The lines to copy are those holding the string "data" in the entries below.

*** Opening Records supplied ***

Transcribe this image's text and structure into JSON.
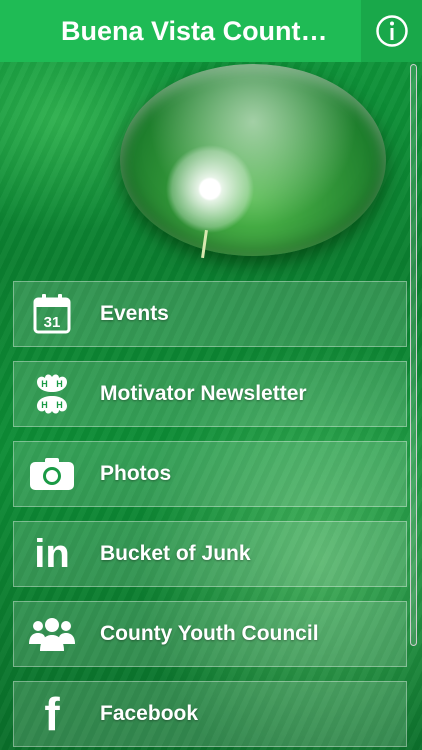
{
  "header": {
    "title": "Buena Vista Count…",
    "info_icon": "info-circle-icon"
  },
  "menu": {
    "items": [
      {
        "label": "Events",
        "icon": "calendar-icon",
        "day": "31"
      },
      {
        "label": "Motivator Newsletter",
        "icon": "four-leaf-clover-icon"
      },
      {
        "label": "Photos",
        "icon": "camera-icon"
      },
      {
        "label": "Bucket of Junk",
        "icon": "linkedin-icon",
        "icon_text": "in"
      },
      {
        "label": "County Youth Council",
        "icon": "people-group-icon"
      },
      {
        "label": "Facebook",
        "icon": "facebook-icon",
        "icon_text": "f"
      }
    ]
  },
  "colors": {
    "header_bg": "#1fbb55",
    "background": "#0a7a2e",
    "text": "#ffffff"
  }
}
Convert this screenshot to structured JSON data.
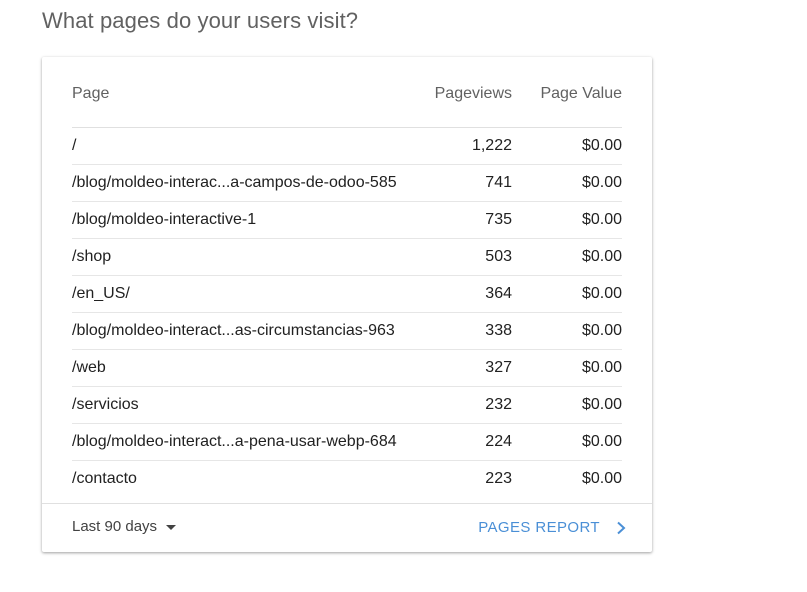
{
  "heading": "What pages do your users visit?",
  "table": {
    "headers": {
      "page": "Page",
      "pageviews": "Pageviews",
      "page_value": "Page Value"
    },
    "rows": [
      {
        "page": "/",
        "pageviews": "1,222",
        "value": "$0.00"
      },
      {
        "page": "/blog/moldeo-interac...a-campos-de-odoo-585",
        "pageviews": "741",
        "value": "$0.00"
      },
      {
        "page": "/blog/moldeo-interactive-1",
        "pageviews": "735",
        "value": "$0.00"
      },
      {
        "page": "/shop",
        "pageviews": "503",
        "value": "$0.00"
      },
      {
        "page": "/en_US/",
        "pageviews": "364",
        "value": "$0.00"
      },
      {
        "page": "/blog/moldeo-interact...as-circumstancias-963",
        "pageviews": "338",
        "value": "$0.00"
      },
      {
        "page": "/web",
        "pageviews": "327",
        "value": "$0.00"
      },
      {
        "page": "/servicios",
        "pageviews": "232",
        "value": "$0.00"
      },
      {
        "page": "/blog/moldeo-interact...a-pena-usar-webp-684",
        "pageviews": "224",
        "value": "$0.00"
      },
      {
        "page": "/contacto",
        "pageviews": "223",
        "value": "$0.00"
      }
    ]
  },
  "footer": {
    "date_range": "Last 90 days",
    "report_link": "PAGES REPORT",
    "caret_icon": "caret-down-icon",
    "chevron_icon": "chevron-right-icon",
    "link_color": "#4a8fd6"
  }
}
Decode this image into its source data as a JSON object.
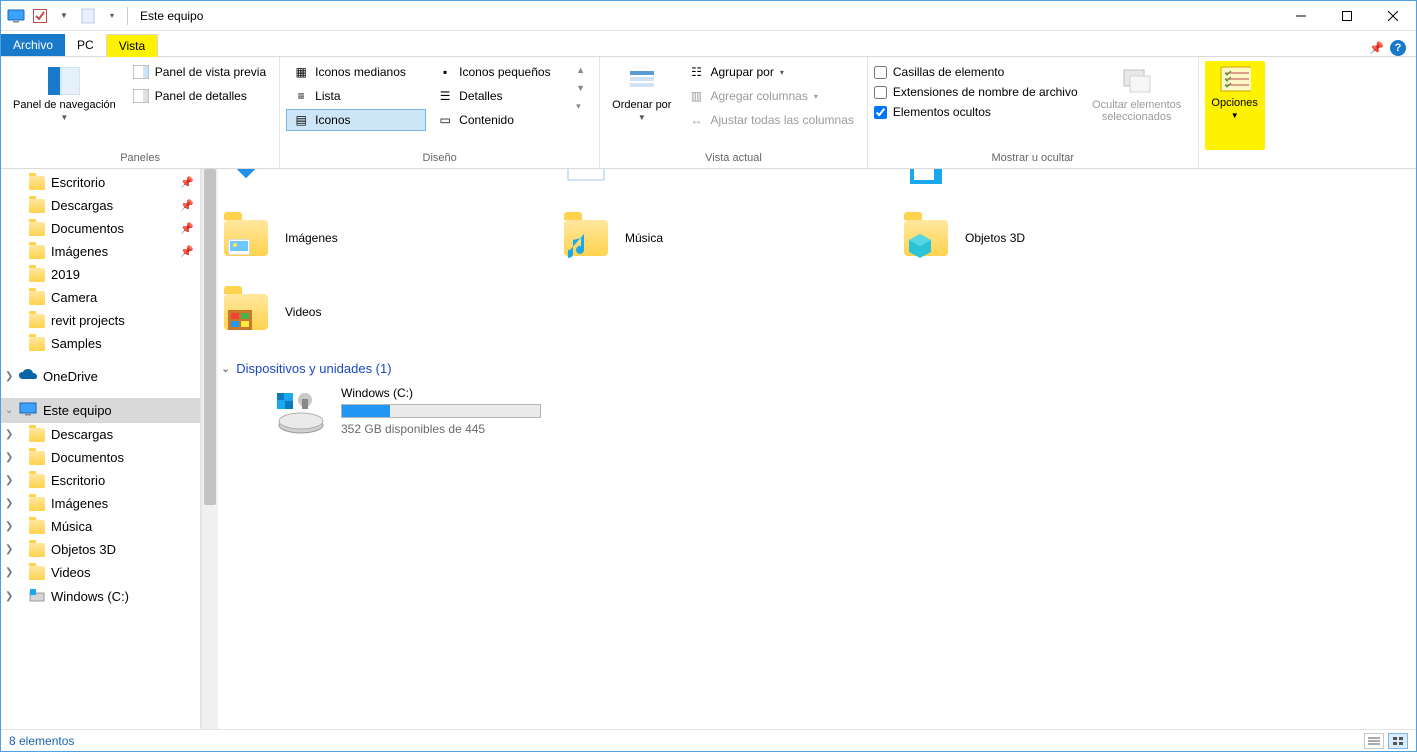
{
  "title": "Este equipo",
  "tabs": {
    "archivo": "Archivo",
    "pc": "PC",
    "vista": "Vista"
  },
  "ribbon": {
    "paneles": {
      "nav": "Panel de navegación",
      "preview": "Panel de vista previa",
      "details": "Panel de detalles",
      "group": "Paneles"
    },
    "diseno": {
      "iconos_medianos": "Iconos medianos",
      "iconos_pequenos": "Iconos pequeños",
      "lista": "Lista",
      "detalles": "Detalles",
      "iconos": "Iconos",
      "contenido": "Contenido",
      "group": "Diseño"
    },
    "vistaactual": {
      "ordenar": "Ordenar por",
      "agrupar": "Agrupar por",
      "agregar": "Agregar columnas",
      "ajustar": "Ajustar todas las columnas",
      "group": "Vista actual"
    },
    "mostrar": {
      "casillas": "Casillas de elemento",
      "ext": "Extensiones de nombre de archivo",
      "ocultos": "Elementos ocultos",
      "ocultarsel": "Ocultar elementos seleccionados",
      "group": "Mostrar u ocultar"
    },
    "opciones": "Opciones"
  },
  "nav": {
    "escritorio": "Escritorio",
    "descargas": "Descargas",
    "documentos": "Documentos",
    "imagenes": "Imágenes",
    "y2019": "2019",
    "camera": "Camera",
    "revit": "revit projects",
    "samples": "Samples",
    "onedrive": "OneDrive",
    "esteequipo": "Este equipo",
    "sub_descargas": "Descargas",
    "sub_documentos": "Documentos",
    "sub_escritorio": "Escritorio",
    "sub_imagenes": "Imágenes",
    "sub_musica": "Música",
    "sub_obj3d": "Objetos 3D",
    "sub_videos": "Videos",
    "sub_windowsc": "Windows (C:)"
  },
  "main": {
    "imagenes": "Imágenes",
    "musica": "Música",
    "objetos3d": "Objetos 3D",
    "videos": "Videos",
    "section_drives": "Dispositivos y unidades (1)",
    "drive_name": "Windows (C:)",
    "drive_sub": "352 GB disponibles de 445"
  },
  "status": {
    "count": "8 elementos"
  }
}
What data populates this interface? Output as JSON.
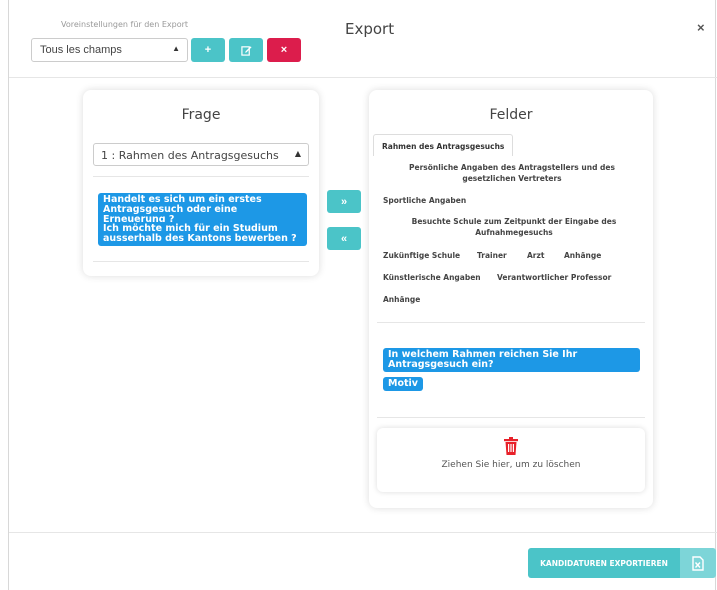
{
  "header": {
    "preset_label": "Voreinstellungen für den Export",
    "preset_value": "Tous les champs",
    "add_label": "+",
    "close_btn_label": "×",
    "title": "Export",
    "close_label": "×"
  },
  "frage": {
    "title": "Frage",
    "select_value": "1 : Rahmen des Antragsgesuchs",
    "items": [
      "Handelt es sich um ein erstes Antragsgesuch oder eine Erneuerung ?",
      "Ich möchte mich für ein Studium ausserhalb des Kantons bewerben ?"
    ]
  },
  "arrows": {
    "right": "»",
    "left": "«"
  },
  "felder": {
    "title": "Felder",
    "active_tab": "Rahmen des Antragsgesuchs",
    "fields": {
      "persoenlich": "Persönliche Angaben des Antragstellers und des gesetzlichen Vertreters",
      "sportlich": "Sportliche Angaben",
      "schule": "Besuchte Schule zum Zeitpunkt der Eingabe des Aufnahmegesuchs",
      "zukuenftig": "Zukünftige Schule",
      "trainer": "Trainer",
      "arzt": "Arzt",
      "anhaenge1": "Anhänge",
      "kuenstlerisch": "Künstlerische Angaben",
      "professor": "Verantwortlicher Professor",
      "anhaenge2": "Anhänge"
    },
    "selected": [
      "In welchem Rahmen reichen Sie Ihr Antragsgesuch ein?",
      "Motiv"
    ],
    "drop_text": "Ziehen Sie hier, um zu löschen"
  },
  "footer": {
    "export_label": "KANDIDATUREN EXPORTIEREN"
  },
  "colors": {
    "teal": "#4bc4c8",
    "red": "#dc1d4c",
    "chip_blue": "#1d98e6",
    "trash_red": "#e8212a"
  }
}
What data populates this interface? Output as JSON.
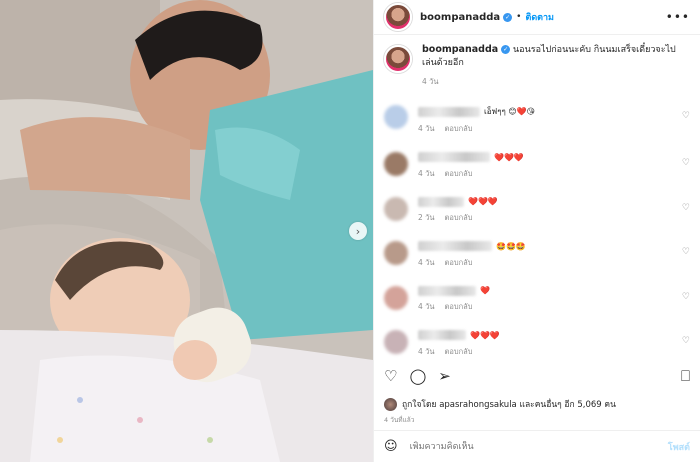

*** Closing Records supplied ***

| Answer box |
Convert this screenshot to structured JSON data.
Decode this image into its source data as a JSON object.
What data populates this interface? Output as JSON.
What data populates this interface? Output as JSON.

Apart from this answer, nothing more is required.